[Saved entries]
%%
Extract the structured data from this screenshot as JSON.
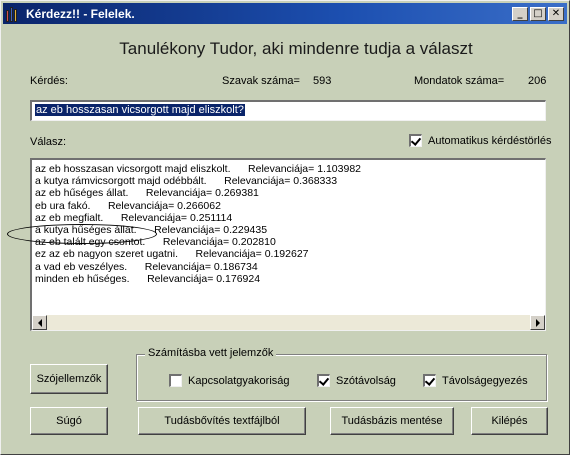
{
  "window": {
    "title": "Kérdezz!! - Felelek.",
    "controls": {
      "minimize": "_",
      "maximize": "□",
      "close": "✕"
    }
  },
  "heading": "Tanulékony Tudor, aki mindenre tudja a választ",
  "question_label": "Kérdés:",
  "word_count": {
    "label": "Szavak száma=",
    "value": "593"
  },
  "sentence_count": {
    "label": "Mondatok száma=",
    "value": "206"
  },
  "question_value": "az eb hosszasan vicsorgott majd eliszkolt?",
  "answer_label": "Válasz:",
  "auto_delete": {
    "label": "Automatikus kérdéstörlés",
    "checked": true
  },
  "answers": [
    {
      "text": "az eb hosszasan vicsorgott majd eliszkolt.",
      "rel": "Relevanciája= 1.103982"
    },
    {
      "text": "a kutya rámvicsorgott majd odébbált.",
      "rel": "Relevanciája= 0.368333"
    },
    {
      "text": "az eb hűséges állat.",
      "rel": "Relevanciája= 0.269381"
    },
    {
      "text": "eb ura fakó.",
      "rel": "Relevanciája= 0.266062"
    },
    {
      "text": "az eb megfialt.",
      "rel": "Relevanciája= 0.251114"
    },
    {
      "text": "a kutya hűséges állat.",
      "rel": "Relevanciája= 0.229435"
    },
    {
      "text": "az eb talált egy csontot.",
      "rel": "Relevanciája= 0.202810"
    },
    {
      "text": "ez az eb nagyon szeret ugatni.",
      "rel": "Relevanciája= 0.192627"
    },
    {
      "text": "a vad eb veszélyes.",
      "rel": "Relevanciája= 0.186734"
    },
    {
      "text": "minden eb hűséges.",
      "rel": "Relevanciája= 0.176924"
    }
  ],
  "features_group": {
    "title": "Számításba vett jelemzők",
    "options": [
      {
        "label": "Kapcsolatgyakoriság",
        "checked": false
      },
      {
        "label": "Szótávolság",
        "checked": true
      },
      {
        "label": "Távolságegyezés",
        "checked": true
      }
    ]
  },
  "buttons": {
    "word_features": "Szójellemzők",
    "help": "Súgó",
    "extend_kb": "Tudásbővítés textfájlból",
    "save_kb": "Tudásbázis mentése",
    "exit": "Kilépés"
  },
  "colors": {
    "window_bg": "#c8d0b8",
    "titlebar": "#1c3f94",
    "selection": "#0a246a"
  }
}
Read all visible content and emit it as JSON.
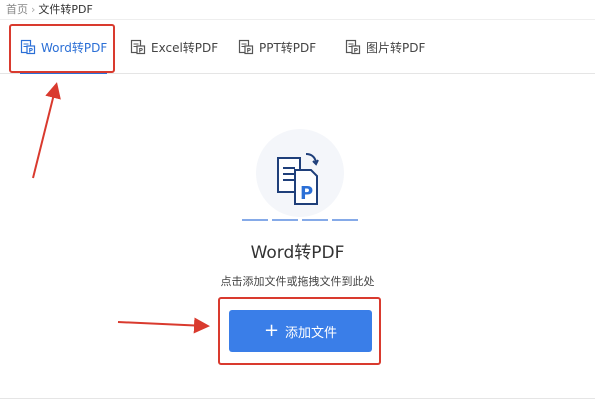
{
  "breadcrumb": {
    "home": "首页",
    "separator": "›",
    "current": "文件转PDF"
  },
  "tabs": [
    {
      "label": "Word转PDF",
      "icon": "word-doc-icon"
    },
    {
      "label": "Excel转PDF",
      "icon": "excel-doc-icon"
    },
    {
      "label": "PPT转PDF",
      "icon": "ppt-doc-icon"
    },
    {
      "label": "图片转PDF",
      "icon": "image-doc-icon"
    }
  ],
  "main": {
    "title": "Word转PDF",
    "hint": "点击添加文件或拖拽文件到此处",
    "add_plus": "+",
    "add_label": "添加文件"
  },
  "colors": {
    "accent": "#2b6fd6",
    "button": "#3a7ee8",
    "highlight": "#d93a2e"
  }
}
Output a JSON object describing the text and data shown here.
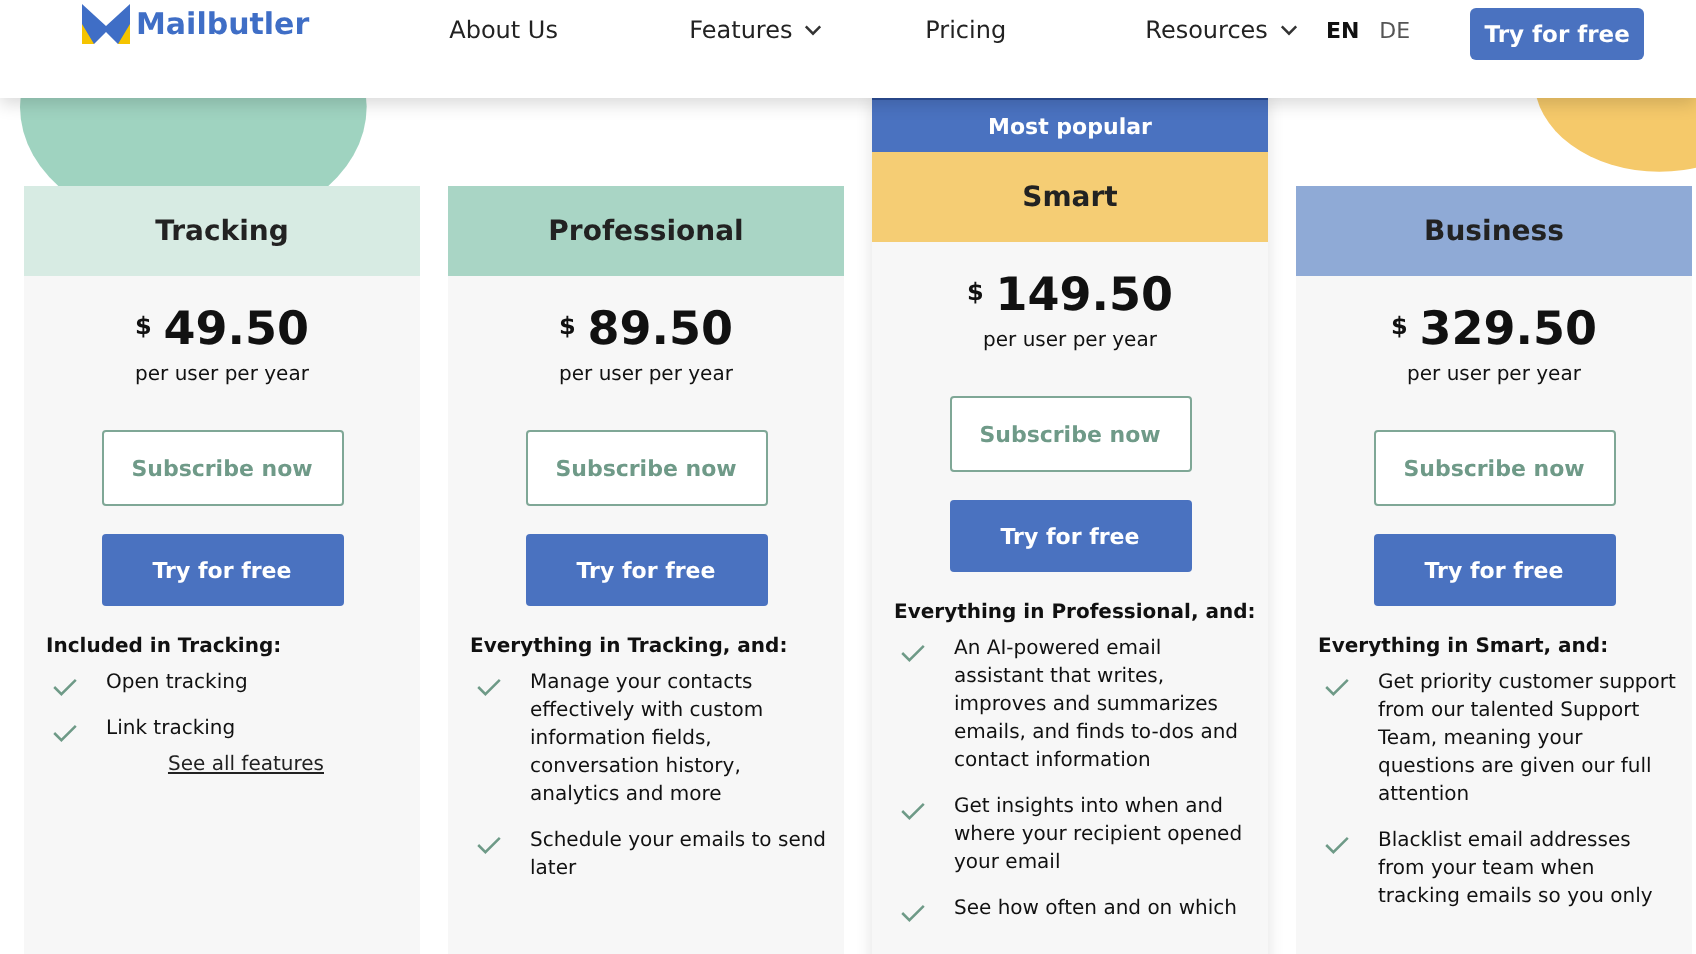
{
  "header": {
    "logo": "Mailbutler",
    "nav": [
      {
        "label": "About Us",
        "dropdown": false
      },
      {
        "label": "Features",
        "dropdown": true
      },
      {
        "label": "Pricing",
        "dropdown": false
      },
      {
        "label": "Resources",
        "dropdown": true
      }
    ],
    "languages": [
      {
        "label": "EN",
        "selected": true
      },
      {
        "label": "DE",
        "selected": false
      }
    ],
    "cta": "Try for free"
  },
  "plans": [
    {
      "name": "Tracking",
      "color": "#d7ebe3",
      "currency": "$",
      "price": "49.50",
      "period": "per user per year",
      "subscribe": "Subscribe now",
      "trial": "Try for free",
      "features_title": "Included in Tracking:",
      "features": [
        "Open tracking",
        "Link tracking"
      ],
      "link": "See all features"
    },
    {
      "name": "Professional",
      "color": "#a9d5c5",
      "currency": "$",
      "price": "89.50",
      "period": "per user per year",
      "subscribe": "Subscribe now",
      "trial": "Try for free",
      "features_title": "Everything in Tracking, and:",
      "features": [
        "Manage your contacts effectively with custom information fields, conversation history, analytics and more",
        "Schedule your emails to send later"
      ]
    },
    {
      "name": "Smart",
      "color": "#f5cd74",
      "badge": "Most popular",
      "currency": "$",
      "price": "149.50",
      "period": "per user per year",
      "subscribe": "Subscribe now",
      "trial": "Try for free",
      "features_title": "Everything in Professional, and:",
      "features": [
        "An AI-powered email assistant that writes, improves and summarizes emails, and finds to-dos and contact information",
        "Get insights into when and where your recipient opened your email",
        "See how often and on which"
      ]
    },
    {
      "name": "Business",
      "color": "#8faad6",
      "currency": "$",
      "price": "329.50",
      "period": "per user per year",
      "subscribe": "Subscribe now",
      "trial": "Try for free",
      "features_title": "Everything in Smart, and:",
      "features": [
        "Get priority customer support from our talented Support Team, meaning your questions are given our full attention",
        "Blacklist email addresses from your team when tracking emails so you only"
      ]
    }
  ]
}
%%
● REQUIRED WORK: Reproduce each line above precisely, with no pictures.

● PROBLEM SOLUTION:
Extract the structured data from this screenshot as JSON.
{
  "window": {
    "title": "Kérdezz!! - Felelek.",
    "controls": {
      "minimize": "_",
      "maximize": "□",
      "close": "✕"
    }
  },
  "heading": "Tanulékony Tudor, aki mindenre tudja a választ",
  "question_label": "Kérdés:",
  "word_count": {
    "label": "Szavak száma=",
    "value": "593"
  },
  "sentence_count": {
    "label": "Mondatok száma=",
    "value": "206"
  },
  "question_value": "az eb hosszasan vicsorgott majd eliszkolt?",
  "answer_label": "Válasz:",
  "auto_delete": {
    "label": "Automatikus kérdéstörlés",
    "checked": true
  },
  "answers": [
    {
      "text": "az eb hosszasan vicsorgott majd eliszkolt.",
      "rel": "Relevanciája= 1.103982"
    },
    {
      "text": "a kutya rámvicsorgott majd odébbált.",
      "rel": "Relevanciája= 0.368333"
    },
    {
      "text": "az eb hűséges állat.",
      "rel": "Relevanciája= 0.269381"
    },
    {
      "text": "eb ura fakó.",
      "rel": "Relevanciája= 0.266062"
    },
    {
      "text": "az eb megfialt.",
      "rel": "Relevanciája= 0.251114"
    },
    {
      "text": "a kutya hűséges állat.",
      "rel": "Relevanciája= 0.229435"
    },
    {
      "text": "az eb talált egy csontot.",
      "rel": "Relevanciája= 0.202810"
    },
    {
      "text": "ez az eb nagyon szeret ugatni.",
      "rel": "Relevanciája= 0.192627"
    },
    {
      "text": "a vad eb veszélyes.",
      "rel": "Relevanciája= 0.186734"
    },
    {
      "text": "minden eb hűséges.",
      "rel": "Relevanciája= 0.176924"
    }
  ],
  "features_group": {
    "title": "Számításba vett jelemzők",
    "options": [
      {
        "label": "Kapcsolatgyakoriság",
        "checked": false
      },
      {
        "label": "Szótávolság",
        "checked": true
      },
      {
        "label": "Távolságegyezés",
        "checked": true
      }
    ]
  },
  "buttons": {
    "word_features": "Szójellemzők",
    "help": "Súgó",
    "extend_kb": "Tudásbővítés textfájlból",
    "save_kb": "Tudásbázis mentése",
    "exit": "Kilépés"
  },
  "colors": {
    "window_bg": "#c8d0b8",
    "titlebar": "#1c3f94",
    "selection": "#0a246a"
  }
}
Read all visible content and emit it as JSON.
{
  "breadcrumb": {
    "home": "首页",
    "separator": "›",
    "current": "文件转PDF"
  },
  "tabs": [
    {
      "label": "Word转PDF",
      "icon": "word-doc-icon"
    },
    {
      "label": "Excel转PDF",
      "icon": "excel-doc-icon"
    },
    {
      "label": "PPT转PDF",
      "icon": "ppt-doc-icon"
    },
    {
      "label": "图片转PDF",
      "icon": "image-doc-icon"
    }
  ],
  "main": {
    "title": "Word转PDF",
    "hint": "点击添加文件或拖拽文件到此处",
    "add_plus": "+",
    "add_label": "添加文件"
  },
  "colors": {
    "accent": "#2b6fd6",
    "button": "#3a7ee8",
    "highlight": "#d93a2e"
  }
}
Output a JSON object describing the text and data shown here.
{
  "header": {
    "logo": "Mailbutler",
    "nav": [
      {
        "label": "About Us",
        "dropdown": false
      },
      {
        "label": "Features",
        "dropdown": true
      },
      {
        "label": "Pricing",
        "dropdown": false
      },
      {
        "label": "Resources",
        "dropdown": true
      }
    ],
    "languages": [
      {
        "label": "EN",
        "selected": true
      },
      {
        "label": "DE",
        "selected": false
      }
    ],
    "cta": "Try for free"
  },
  "plans": [
    {
      "name": "Tracking",
      "color": "#d7ebe3",
      "currency": "$",
      "price": "49.50",
      "period": "per user per year",
      "subscribe": "Subscribe now",
      "trial": "Try for free",
      "features_title": "Included in Tracking:",
      "features": [
        "Open tracking",
        "Link tracking"
      ],
      "link": "See all features"
    },
    {
      "name": "Professional",
      "color": "#a9d5c5",
      "currency": "$",
      "price": "89.50",
      "period": "per user per year",
      "subscribe": "Subscribe now",
      "trial": "Try for free",
      "features_title": "Everything in Tracking, and:",
      "features": [
        "Manage your contacts effectively with custom information fields, conversation history, analytics and more",
        "Schedule your emails to send later"
      ]
    },
    {
      "name": "Smart",
      "color": "#f5cd74",
      "badge": "Most popular",
      "currency": "$",
      "price": "149.50",
      "period": "per user per year",
      "subscribe": "Subscribe now",
      "trial": "Try for free",
      "features_title": "Everything in Professional, and:",
      "features": [
        "An AI-powered email assistant that writes, improves and summarizes emails, and finds to-dos and contact information",
        "Get insights into when and where your recipient opened your email",
        "See how often and on which"
      ]
    },
    {
      "name": "Business",
      "color": "#8faad6",
      "currency": "$",
      "price": "329.50",
      "period": "per user per year",
      "subscribe": "Subscribe now",
      "trial": "Try for free",
      "features_title": "Everything in Smart, and:",
      "features": [
        "Get priority customer support from our talented Support Team, meaning your questions are given our full attention",
        "Blacklist email addresses from your team when tracking emails so you only"
      ]
    }
  ]
}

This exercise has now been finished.